First kids weren’t always considered symbols. As Stacy A. Rosek notes, it was Alice Roosevelt who set the tone for a more public first kid and laid the foundation for post-White-House activism like Clinton’s. Theodore Roosevelt’s oldest daughter was 17 when her father moved into the White House, and she came into fame just as celebrity was becoming a thing at the end of the nineteenth century. Driven by new mass media and a middle-class hunger for celebrity gossip, the celebrity phenomenon focused on high society.
But Roosevelt’s status as a president’s daughter was even higher than that. According to Rosek, “the papers accorded her the unusual respect reserved for royalty.”
Rosek lays out the bizarre childhood that formed Alice Roosevelt—including a family rule that her dead mother never be mentioned to her. Stepsister to the rest of Roosevelt’s children, she rebelled. And her father (though arguably one of the biggest celebrities of his day) complained about the publicity the papers lavished on his daughter as she became more and more public.
Perhaps her celebrity nickname—“Princess Alice”—was what rankled the president. Known for her keen grasp of social protocol and her brushes with both royals and society’s most famous players, she acted as a kind of goodwill ambassador at home and abroad.
But, writes Rosek, there was a catch: Her eccentricities. Roosevelt had her own car; she bet on races; she had a pet snake; she went out in public alone. She even “danced a midnight hoochie-coochie on the Vanderbilts’ roof.” And so her father sent her away, hoping that a tour of the Far East with Secretary of War William Taft would calm his daughter.
Princess Alice—now known merely as “Her” in headlines—carried what Rosek calls a “potent passport.” Teddy Roosevelt capitalized on her energy and her celebrity even as he struggled with what he saw as her irresponsibility. “I can be president of the United States, or I can attend to Alice,” he supposedly moaned.

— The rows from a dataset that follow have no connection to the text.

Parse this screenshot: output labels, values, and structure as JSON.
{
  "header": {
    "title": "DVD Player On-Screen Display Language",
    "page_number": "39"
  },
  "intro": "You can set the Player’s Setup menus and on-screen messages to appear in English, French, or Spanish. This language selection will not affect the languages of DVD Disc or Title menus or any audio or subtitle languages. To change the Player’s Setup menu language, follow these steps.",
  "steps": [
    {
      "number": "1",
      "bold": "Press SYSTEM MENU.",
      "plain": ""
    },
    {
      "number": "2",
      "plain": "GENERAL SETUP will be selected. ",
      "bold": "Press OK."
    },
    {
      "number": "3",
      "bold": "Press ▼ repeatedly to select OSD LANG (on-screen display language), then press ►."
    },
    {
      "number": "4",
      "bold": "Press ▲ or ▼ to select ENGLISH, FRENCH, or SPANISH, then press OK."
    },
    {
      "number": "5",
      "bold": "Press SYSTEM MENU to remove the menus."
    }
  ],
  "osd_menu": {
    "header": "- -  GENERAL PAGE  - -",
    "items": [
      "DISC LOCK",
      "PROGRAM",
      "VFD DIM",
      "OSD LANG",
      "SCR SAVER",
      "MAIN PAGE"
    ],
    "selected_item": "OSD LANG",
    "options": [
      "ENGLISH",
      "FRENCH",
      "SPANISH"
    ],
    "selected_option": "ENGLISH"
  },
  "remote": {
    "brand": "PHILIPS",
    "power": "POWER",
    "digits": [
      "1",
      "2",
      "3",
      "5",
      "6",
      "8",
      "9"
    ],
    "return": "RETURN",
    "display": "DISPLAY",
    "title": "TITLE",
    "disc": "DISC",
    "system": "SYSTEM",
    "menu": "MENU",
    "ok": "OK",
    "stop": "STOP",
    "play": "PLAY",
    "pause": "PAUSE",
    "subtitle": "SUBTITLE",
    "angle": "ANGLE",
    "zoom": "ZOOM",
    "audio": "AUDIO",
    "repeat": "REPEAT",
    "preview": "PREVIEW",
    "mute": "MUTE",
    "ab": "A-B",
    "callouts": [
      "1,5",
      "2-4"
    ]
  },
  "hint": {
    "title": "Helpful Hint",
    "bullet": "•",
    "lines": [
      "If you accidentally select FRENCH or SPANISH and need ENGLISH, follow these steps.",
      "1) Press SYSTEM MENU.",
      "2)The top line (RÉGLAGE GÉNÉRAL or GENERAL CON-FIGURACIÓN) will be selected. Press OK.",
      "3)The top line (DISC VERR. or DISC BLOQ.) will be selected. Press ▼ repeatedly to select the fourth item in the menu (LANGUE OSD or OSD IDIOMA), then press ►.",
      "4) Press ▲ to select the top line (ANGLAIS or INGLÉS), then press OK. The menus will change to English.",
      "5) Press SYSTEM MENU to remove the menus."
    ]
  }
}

Roosevelt’s biggest coup was her celebrity wedding at the White House, one of the most prominent social events of its day. She went on to become an outspoken writer and political activist.
Her insistence on having her own life in the face of scrutiny and celebrity allowed future first kids (like the Bush sisters) the freedom to express their own views and go on to embrace public lives of their choosing. The celebrity image she forged was entirely her own—and it’s proof that first kids are important in their own right.
Presidential Studies Quarterly, Vol. 19, No. 1, Part I: American Foreign Policy for the 1990s and Part II: T. R., Wilson and the Progressive Era, 1901-1919 (WINTER 1989), pp. 51-70
Wiley on behalf of the Center for the Study of the Presidency and Congress